        • Oh yeah. That’s whole reason they got killed. You see the government is very mature when it comes to criticism against it, except criticism of their treatment of Tamils.

  • silva


    ”Let’s forget the past. As I stated we both suffered”

    LTTE is gone and the South is OK now. But there is NO change in the North for the last six decades. In fact the last 40 months have been worse for those in the North.

    We have a duty to make a change for those people if we wish to respect ourselves and to have a decent Sri Lank:

    ”But that truth cannot excuse human rights violations that currently afflict the nation as a whole; or for that matter obscure the looming threat of the cultural and political colonisation of the north by the Sinhala Buddhist majority” – Biased and Prejudiced Collection on Sri Lanka, *Gananath Obeyesekere, Economic & Political Weekly, VOL 47 No. 04, 28 January-03 February 2012 (*a Sinhalese Buddhist and Emeritus Professor of Anthropology, Princeton University),

    ”Conflict-affected areas remain highly militarised, which has made progress towards achieving durable solutions more difficult.
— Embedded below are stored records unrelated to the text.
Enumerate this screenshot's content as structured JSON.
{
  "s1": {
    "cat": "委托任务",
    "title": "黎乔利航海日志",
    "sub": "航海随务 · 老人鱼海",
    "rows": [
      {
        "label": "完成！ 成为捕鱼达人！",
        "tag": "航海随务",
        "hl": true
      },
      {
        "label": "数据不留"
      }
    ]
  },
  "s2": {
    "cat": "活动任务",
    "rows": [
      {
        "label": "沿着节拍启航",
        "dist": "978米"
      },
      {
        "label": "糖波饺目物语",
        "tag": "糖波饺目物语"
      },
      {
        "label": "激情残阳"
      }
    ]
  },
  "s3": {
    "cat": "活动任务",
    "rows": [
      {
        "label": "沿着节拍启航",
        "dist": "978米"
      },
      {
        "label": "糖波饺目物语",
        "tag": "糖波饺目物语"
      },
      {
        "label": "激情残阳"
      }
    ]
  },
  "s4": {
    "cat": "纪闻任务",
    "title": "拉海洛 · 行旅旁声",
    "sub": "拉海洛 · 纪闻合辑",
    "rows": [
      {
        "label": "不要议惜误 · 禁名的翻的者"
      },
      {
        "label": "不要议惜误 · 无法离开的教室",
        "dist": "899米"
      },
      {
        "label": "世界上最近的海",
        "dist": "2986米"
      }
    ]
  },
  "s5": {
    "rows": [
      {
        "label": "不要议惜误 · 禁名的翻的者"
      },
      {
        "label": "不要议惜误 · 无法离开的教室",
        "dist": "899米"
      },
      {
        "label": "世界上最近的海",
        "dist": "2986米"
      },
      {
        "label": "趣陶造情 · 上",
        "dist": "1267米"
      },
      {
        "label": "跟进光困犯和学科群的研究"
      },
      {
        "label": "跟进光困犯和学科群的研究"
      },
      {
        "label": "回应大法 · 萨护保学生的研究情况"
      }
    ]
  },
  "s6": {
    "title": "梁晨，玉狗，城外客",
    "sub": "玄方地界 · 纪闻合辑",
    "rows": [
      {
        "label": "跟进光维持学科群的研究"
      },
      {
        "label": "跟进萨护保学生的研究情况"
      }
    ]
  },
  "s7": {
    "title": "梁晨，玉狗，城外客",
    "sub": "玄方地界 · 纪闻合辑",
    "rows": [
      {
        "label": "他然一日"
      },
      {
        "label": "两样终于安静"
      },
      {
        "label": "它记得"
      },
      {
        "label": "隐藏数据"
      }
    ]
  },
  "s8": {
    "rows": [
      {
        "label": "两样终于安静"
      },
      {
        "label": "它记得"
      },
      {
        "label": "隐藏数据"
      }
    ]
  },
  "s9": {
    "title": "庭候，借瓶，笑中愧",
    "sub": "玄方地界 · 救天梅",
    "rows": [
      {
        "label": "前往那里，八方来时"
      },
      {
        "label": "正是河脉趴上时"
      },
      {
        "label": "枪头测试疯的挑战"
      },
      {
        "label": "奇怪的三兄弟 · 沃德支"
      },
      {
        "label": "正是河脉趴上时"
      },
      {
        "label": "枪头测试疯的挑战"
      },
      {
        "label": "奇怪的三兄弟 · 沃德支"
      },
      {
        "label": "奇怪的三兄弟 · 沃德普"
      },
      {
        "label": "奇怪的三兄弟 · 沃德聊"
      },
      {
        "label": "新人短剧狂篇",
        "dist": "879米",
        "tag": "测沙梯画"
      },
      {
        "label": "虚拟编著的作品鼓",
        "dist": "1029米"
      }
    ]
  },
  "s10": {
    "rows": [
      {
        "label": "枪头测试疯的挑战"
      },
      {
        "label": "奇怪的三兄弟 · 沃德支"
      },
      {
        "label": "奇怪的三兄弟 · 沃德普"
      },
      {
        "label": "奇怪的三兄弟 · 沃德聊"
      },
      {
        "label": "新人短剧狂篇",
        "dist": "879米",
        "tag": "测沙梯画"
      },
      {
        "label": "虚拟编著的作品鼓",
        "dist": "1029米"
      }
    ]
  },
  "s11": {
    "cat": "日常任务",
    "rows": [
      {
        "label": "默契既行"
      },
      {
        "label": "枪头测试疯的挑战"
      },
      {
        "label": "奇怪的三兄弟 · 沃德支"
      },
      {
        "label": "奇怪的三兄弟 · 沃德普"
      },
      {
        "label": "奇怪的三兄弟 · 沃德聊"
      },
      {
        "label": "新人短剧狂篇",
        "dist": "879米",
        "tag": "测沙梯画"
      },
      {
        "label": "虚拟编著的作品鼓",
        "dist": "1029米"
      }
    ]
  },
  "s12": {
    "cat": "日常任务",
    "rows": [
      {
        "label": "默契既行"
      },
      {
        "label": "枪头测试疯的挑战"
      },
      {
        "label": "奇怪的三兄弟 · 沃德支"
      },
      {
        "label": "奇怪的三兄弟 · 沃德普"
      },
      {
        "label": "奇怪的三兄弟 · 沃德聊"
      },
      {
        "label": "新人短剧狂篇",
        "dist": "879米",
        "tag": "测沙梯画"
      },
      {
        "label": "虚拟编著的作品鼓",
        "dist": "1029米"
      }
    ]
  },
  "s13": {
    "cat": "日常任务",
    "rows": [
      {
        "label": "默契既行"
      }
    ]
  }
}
The military has become an important economic player and a key competitor of local people including returnees in the areas of agriculture, fishing, trade, and tourism. It has also been involved in areas that would normally come under civilian administration. It continues to occupy private land, thereby impeding IDPs’ return. The government has failed to make durable solutions a priority, and humanitarian organisations have faced funding shortages and restrictions on programming and access” – Sri Lanka: A hidden displacement crisis, Internal Displacement Monitoring Centre, 31 October 2012,

  • Dr Richard Antony

    It seems very interesting experience in terms of broader identification. In respect of your experience and lifestyles we could extent in understanding some theoretical perspectives such as Hall’s (1990/96) ‘hybridised identity’ and fluidity which are very helpful in your context. Robin’s notion of ‘Creole’ – conceptual developments also can be applied here to develop further reflections on complexities of identities and ethnicities.